Skip main navigation

Wrap Up

An article providing a short wrap up of the week's content.
© The University of Liverpool

We started this week by looking at the way in which many structures resemble gigantic tubes, including airliners, ships, long-span bridges and sky-scrapers; and, examined the need to reinforce them with ribs and stringers, often by imitating nature, for instance bamboo stalks. We looked at how powerful computational tools, such as the finite element method, have been developed to allow the stresses and strains to be analysed in complicated structures subject to complex spatially and temporally varying loads.

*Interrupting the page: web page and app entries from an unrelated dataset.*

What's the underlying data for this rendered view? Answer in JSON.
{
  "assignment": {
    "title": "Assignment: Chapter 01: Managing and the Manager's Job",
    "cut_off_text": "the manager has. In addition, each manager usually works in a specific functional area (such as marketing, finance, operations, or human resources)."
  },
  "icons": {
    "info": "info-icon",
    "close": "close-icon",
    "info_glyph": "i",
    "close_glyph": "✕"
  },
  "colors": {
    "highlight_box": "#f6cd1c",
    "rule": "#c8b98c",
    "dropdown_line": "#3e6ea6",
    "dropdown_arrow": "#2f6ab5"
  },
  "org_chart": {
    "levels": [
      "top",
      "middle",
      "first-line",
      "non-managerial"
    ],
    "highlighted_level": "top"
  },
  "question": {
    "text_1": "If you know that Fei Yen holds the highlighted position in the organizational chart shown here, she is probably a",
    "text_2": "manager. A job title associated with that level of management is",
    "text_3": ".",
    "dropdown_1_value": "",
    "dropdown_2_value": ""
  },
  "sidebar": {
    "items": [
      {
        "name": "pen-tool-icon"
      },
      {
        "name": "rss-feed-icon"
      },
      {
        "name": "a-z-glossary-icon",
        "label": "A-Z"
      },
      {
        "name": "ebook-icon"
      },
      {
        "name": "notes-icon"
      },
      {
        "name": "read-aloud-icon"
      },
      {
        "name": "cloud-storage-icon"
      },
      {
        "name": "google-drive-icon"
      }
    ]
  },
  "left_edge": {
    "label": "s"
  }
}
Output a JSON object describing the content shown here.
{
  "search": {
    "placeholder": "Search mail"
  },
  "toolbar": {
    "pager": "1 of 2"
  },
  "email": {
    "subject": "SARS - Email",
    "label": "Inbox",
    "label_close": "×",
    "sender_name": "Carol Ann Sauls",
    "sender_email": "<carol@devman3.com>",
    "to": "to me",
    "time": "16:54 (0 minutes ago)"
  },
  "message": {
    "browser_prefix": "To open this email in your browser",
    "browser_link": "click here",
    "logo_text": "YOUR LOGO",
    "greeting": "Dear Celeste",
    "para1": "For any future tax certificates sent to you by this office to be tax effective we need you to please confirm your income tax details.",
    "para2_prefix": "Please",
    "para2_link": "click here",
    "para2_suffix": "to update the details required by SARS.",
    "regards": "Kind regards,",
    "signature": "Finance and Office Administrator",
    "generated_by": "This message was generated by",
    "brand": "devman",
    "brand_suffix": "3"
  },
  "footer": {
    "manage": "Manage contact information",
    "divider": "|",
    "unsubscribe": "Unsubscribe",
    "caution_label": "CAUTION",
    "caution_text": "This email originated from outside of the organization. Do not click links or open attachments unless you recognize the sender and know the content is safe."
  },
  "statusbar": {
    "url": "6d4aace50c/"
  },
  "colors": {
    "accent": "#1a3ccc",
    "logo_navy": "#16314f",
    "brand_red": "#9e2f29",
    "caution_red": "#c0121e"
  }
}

Design codes and data from physical tests support the process of optimising designs using computer simulations, while staying within strength and performance limit states. Unfortunately, we do not usually have sufficient knowledge, of either the capacity of the structure or the demands that will be placed on it, to allow us to be certain about the performance of a structure and we must resort to probability-based knowledge. Consequently, structures need to be resilient so that they can withstand unexpected or infrequent events. Resilience can be achieved by including an appropriate level of redundancy, by adopting a damage tolerant approach in which failure occurs slowly thus allow damage to be identified and rectified before complete collapse or breakdown, or by using fail-safe mechanism in which failures do lead to catastrophic consequences but allow the safe shutdown or removal from use, such as with the electrical fuses in your house.

We have seen this week that there is a myriad of factors to consider when designing and analysing a structure, especially a complex structure that is part of large sophisticated system or network. There is a longer version of this concluding comment in the pdf below, which you might like to use to reflect on the material presented this week.

Finally, super structures are the result of thoughtful consideration of every option at all stages of design. As Paul McMullin1 writes

‘Think elegance, embrace simplicity. Give yourself time. Even when you don’t have any.’

1 McMullin, P.W., Codes, Loads and the Art of Engineering, in Introduction to Structures, Paul W. McMullin & Jonathan S. Price (editors), New York: Routledge, 2016.

© The University of Liverpool
This article is from the free online

Understanding Superstructures

Created by
FutureLearn - Learning For Life

Our purpose is to transform access to education.

We offer a diverse selection of courses from leading universities and cultural institutions from around the world. These are delivered one step at a time, and are accessible on mobile, tablet and desktop, so you can fit learning around your life.

We believe learning should be an enjoyable, social experience, so our courses offer the opportunity to discuss what you’re learning with others as you go, helping you make fresh discoveries and form new ideas.
You can unlock new opportunities with unlimited access to hundreds of online short courses for a year by subscribing to our Unlimited package. Build your knowledge with top universities and organisations.

Learn more about how FutureLearn is transforming access to education